▶ Given data
*****

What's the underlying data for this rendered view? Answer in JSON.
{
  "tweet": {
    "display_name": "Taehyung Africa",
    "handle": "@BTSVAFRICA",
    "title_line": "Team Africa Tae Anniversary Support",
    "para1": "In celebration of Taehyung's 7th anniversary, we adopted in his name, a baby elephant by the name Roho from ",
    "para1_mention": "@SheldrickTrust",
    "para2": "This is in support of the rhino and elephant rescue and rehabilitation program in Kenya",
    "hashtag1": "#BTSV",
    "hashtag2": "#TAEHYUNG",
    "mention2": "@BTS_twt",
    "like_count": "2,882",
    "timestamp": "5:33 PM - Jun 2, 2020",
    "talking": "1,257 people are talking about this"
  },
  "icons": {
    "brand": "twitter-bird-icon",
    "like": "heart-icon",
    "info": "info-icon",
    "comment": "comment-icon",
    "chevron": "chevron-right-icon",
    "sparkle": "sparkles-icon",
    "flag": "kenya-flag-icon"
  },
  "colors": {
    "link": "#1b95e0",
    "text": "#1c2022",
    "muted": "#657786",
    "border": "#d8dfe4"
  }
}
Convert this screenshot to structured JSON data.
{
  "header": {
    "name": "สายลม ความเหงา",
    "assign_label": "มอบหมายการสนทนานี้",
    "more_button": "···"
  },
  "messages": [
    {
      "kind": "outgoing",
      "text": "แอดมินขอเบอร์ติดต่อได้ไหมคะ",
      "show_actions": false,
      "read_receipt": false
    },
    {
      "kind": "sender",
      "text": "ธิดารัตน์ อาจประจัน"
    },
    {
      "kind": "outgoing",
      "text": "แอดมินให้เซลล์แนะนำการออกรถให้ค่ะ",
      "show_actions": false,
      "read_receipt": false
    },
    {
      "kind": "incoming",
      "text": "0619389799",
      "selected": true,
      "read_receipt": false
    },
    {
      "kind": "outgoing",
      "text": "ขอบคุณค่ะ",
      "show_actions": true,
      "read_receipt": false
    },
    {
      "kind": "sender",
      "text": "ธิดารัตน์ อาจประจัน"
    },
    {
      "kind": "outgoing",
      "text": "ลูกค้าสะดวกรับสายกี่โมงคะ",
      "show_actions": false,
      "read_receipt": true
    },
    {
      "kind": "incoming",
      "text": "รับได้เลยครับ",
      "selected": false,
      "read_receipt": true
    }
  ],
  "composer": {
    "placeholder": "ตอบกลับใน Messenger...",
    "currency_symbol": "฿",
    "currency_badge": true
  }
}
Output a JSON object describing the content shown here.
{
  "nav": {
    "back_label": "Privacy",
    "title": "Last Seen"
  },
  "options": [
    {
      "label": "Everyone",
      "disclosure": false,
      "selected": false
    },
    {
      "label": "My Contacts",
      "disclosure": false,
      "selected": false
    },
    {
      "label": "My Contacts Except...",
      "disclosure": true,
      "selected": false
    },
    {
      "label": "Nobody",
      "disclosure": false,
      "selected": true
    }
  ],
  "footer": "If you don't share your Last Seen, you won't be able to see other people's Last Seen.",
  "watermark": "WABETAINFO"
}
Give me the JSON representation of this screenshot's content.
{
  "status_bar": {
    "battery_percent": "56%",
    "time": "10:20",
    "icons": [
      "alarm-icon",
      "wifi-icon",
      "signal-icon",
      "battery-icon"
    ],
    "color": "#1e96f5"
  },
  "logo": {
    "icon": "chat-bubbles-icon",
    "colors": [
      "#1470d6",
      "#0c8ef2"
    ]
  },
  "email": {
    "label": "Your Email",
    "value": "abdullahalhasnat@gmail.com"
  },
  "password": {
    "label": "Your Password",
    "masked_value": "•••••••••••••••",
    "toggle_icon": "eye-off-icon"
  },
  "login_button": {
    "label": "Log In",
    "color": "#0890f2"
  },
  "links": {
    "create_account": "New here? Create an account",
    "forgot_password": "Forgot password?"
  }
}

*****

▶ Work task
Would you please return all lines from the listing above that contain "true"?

▶ Exercise result
      "selected": true,
      "show_actions": true,
      "read_receipt": true
      "read_receipt": true
    "currency_badge": true
      "disclosure": true,
      "selected": true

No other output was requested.